**Data to process**

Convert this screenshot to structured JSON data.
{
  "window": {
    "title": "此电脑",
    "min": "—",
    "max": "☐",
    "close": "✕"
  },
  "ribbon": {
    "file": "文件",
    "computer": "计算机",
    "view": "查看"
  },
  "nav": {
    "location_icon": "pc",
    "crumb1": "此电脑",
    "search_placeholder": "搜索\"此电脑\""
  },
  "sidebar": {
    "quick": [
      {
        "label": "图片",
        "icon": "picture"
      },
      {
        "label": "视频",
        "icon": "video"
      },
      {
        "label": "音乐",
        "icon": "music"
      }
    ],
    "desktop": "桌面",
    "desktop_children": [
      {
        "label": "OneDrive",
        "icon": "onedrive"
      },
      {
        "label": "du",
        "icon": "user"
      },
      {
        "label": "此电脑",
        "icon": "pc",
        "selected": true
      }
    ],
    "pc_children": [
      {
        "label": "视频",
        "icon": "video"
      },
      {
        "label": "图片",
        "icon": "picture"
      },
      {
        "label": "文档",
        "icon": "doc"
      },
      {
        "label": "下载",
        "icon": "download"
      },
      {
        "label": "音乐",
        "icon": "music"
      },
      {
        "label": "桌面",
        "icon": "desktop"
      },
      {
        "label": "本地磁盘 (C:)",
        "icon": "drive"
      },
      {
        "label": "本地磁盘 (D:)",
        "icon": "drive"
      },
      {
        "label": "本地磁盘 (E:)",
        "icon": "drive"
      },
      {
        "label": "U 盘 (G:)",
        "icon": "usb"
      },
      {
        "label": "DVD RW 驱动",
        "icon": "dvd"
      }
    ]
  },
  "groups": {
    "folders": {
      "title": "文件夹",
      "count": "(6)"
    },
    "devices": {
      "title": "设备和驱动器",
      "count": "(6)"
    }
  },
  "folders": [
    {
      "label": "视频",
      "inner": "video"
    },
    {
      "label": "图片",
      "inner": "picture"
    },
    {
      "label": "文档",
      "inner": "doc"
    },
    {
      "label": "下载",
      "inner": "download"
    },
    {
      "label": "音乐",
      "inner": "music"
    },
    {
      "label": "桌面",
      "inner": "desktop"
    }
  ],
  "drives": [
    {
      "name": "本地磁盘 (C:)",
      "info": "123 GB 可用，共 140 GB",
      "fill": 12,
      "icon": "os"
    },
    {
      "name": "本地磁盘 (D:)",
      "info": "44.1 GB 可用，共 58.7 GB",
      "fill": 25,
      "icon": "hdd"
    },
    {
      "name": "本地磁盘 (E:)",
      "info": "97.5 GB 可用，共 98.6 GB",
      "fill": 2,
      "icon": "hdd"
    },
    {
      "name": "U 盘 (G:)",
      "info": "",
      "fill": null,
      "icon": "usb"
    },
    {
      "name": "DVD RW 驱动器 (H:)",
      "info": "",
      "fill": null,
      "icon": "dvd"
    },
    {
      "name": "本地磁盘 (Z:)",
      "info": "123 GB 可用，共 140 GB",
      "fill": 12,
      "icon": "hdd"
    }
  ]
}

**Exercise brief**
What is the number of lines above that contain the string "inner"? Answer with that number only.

**Answer below**
6